**WORK TO COMPLETE**
Find out how many lines of the listing below include "icon" and report only that number.

※

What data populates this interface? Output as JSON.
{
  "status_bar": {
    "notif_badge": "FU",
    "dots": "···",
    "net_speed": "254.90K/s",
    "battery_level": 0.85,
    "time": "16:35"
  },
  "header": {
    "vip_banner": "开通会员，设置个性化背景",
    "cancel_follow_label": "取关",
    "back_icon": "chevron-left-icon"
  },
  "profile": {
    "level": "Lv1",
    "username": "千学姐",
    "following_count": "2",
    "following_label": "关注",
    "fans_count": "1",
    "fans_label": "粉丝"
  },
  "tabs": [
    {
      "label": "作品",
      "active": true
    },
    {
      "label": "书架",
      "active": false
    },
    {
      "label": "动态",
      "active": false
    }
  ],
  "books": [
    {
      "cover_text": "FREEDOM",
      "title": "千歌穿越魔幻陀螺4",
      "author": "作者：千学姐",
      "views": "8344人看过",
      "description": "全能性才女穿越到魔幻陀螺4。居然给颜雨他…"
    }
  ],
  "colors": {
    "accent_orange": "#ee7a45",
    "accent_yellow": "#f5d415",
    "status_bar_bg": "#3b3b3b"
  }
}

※

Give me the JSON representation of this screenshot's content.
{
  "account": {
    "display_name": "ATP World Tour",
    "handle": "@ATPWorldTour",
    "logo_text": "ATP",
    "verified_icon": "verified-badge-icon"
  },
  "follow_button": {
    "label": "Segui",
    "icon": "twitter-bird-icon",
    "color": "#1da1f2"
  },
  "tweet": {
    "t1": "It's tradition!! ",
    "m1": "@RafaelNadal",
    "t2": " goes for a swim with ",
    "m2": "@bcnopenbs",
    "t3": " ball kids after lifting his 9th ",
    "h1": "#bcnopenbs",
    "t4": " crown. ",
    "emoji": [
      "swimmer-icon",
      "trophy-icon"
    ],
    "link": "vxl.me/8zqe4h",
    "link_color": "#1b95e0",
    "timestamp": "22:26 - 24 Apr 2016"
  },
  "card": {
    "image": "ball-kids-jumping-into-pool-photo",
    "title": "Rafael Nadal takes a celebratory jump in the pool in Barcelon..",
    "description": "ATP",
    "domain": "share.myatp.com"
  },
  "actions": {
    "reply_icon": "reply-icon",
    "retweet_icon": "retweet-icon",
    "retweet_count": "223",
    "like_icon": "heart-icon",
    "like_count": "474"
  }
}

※

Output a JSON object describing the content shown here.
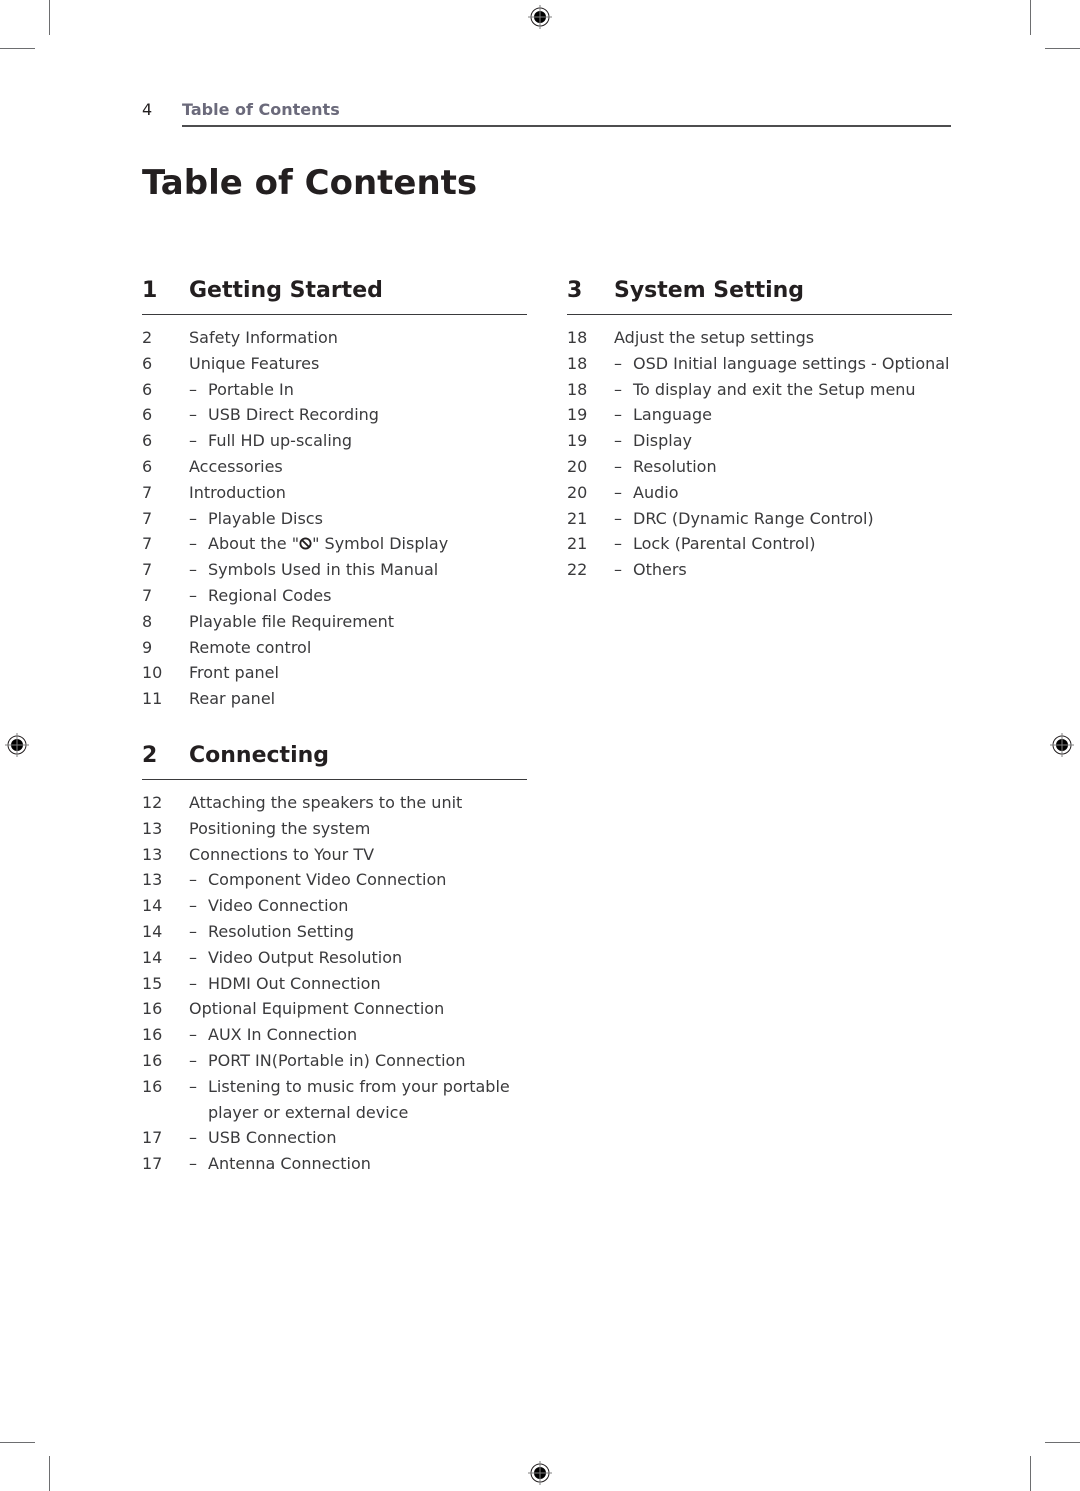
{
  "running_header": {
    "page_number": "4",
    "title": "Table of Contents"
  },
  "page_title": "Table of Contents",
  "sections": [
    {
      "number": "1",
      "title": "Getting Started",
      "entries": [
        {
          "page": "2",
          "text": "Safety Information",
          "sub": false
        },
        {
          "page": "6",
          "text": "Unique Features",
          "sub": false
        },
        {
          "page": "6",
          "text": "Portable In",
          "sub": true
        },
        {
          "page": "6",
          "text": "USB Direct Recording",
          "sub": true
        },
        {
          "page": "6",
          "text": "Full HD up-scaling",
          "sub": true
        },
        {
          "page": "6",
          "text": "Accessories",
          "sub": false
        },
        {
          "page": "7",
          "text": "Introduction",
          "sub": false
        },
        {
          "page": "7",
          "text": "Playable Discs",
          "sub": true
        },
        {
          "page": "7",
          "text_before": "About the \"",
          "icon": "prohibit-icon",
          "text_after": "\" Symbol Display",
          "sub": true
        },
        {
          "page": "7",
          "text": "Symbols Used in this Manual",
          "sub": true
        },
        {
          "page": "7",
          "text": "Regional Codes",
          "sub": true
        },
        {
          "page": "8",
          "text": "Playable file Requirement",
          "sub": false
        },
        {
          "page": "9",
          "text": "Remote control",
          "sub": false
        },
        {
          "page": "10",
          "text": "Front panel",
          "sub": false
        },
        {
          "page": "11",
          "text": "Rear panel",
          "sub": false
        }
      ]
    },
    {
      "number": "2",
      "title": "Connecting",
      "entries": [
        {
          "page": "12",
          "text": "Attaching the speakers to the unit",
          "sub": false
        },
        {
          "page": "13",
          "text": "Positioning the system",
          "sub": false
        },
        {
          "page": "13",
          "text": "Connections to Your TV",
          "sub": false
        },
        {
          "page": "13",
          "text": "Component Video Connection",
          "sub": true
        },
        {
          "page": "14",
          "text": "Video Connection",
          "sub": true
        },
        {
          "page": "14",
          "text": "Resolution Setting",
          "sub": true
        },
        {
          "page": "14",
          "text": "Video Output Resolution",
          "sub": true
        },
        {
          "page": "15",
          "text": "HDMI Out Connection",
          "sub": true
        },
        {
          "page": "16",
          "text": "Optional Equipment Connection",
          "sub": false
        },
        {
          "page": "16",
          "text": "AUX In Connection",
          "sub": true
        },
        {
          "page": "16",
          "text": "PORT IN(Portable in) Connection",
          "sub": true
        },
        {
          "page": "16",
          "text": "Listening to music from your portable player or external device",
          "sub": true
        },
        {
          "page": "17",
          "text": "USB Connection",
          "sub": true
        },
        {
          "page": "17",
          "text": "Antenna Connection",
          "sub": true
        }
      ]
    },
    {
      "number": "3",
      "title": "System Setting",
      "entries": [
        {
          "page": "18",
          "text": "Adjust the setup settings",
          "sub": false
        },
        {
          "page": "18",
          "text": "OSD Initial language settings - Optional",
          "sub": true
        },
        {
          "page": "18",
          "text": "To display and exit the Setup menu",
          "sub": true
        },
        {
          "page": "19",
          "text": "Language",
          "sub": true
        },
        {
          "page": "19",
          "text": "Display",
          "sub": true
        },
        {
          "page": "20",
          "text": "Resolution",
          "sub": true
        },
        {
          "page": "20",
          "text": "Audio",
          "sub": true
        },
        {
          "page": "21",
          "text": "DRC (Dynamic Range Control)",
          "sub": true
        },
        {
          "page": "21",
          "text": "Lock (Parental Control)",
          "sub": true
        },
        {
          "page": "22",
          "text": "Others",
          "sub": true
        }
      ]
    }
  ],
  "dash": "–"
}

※

**RESPONSE**
9